City council has agreed to take the first step towards establishing a taxation incentive for the development of Salmon Arm’s industrial properties.
Municipal staff will be working with the Salmon Arm Economic Development Society (SAEDS) to develop an industrial taxation incentive program.
In a presentation to council, economic development manager Lana Fitt likened such a program to the city’s Revitalization Tax Exemption program, which offers a five-year, 100 per cent tax break for revitalization projects of $75,000 or more. She proposed an industrial taxation program that would apply to undeveloped industrial properties in Salmon Arm and at the airport.
“We would like to see a 100-per-cent exemption to the municipal portion of property taxation on the assessed value of any new construction project for a period of five years,” said Fitt. “We would like to see a defined program end date, so this would look out to three to five years after the program was established.
“We feel it’s important to have a firm end date to the program in order to encourage development in the near-term. At the end of the program, council could then evaluate and determine if they wish to continue or not.”
Other proposed stipulations include a $300,000 minimum investment threshold, and the creation of a marketing plan that would be initiated by the economic development society.
Fitt said the primary reasons to consider the program are to give Salmon Arm a competitive edge for attracting new industrial development, and send a clear message to investors “that we want their business in our town, and we have a forward-thinking council prepared to support them along the way.”
Fitt said the timing is right for the program. She explained the city has sufficient developable industrial land, and a survey of half-a-dozen large employers in the industrial park shows each company experienced job gains in 2013 as high as 37 per cent.
“What we’re hearing from our manufacturing firms is that they’ve returned to pre-recession employment levels, and many are now exceeding those levels, which we have not seen in our community since 2006,” said Fitt.
Asked if she knows of any other communities with a similar program, Fitt said she looked at 19 with some sort of incentive program, but only three with a focus on industry. She recommended the city not necessarily match what other communities have, but set the bar higher.
City administrator Carl Bannister said the cost to the city to get involved would come in staff time, implementation and administration, depending on the uptake of the program. He suggested it could be about six months before a report is completed.

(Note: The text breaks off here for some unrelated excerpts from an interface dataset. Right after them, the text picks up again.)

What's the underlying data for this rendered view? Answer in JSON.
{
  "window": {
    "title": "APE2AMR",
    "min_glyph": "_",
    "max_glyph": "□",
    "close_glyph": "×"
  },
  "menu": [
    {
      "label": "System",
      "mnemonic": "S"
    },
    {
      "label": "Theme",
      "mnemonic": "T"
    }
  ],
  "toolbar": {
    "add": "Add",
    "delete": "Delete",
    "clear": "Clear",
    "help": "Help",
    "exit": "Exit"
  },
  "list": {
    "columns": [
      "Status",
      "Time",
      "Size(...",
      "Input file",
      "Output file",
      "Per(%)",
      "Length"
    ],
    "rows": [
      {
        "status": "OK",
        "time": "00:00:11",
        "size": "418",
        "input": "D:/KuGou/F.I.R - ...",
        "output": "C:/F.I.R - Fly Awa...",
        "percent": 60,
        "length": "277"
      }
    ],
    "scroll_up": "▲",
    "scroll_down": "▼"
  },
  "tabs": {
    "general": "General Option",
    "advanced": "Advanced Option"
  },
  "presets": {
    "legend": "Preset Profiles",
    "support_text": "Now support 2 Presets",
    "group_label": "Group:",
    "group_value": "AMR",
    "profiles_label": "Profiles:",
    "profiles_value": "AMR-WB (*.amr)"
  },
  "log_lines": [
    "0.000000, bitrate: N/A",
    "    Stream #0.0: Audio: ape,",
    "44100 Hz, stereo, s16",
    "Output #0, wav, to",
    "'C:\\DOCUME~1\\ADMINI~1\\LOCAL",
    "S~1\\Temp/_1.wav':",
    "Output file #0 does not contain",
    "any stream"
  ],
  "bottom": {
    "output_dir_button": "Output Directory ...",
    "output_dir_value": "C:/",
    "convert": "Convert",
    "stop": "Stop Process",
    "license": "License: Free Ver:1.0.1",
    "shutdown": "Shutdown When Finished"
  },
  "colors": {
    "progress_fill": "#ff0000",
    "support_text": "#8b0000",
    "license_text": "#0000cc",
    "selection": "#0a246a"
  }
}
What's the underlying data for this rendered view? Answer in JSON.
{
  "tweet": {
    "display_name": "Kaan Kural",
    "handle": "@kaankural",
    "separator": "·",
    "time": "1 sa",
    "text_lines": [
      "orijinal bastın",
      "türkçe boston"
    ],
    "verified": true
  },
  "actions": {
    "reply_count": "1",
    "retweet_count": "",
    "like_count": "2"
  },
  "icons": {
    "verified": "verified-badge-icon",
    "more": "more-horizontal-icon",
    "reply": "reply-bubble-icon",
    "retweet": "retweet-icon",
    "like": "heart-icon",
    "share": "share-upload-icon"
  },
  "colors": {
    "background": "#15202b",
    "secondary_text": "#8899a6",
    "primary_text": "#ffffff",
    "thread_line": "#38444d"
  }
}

Coun. Alan Harrison said he liked the philosophy of the proposed program, and agreed the timing is right for its introduction.
“If you don’t offer the incentive, you don’t ever know what taxation you might have lost because you might not attract industry at all,” said Harrison.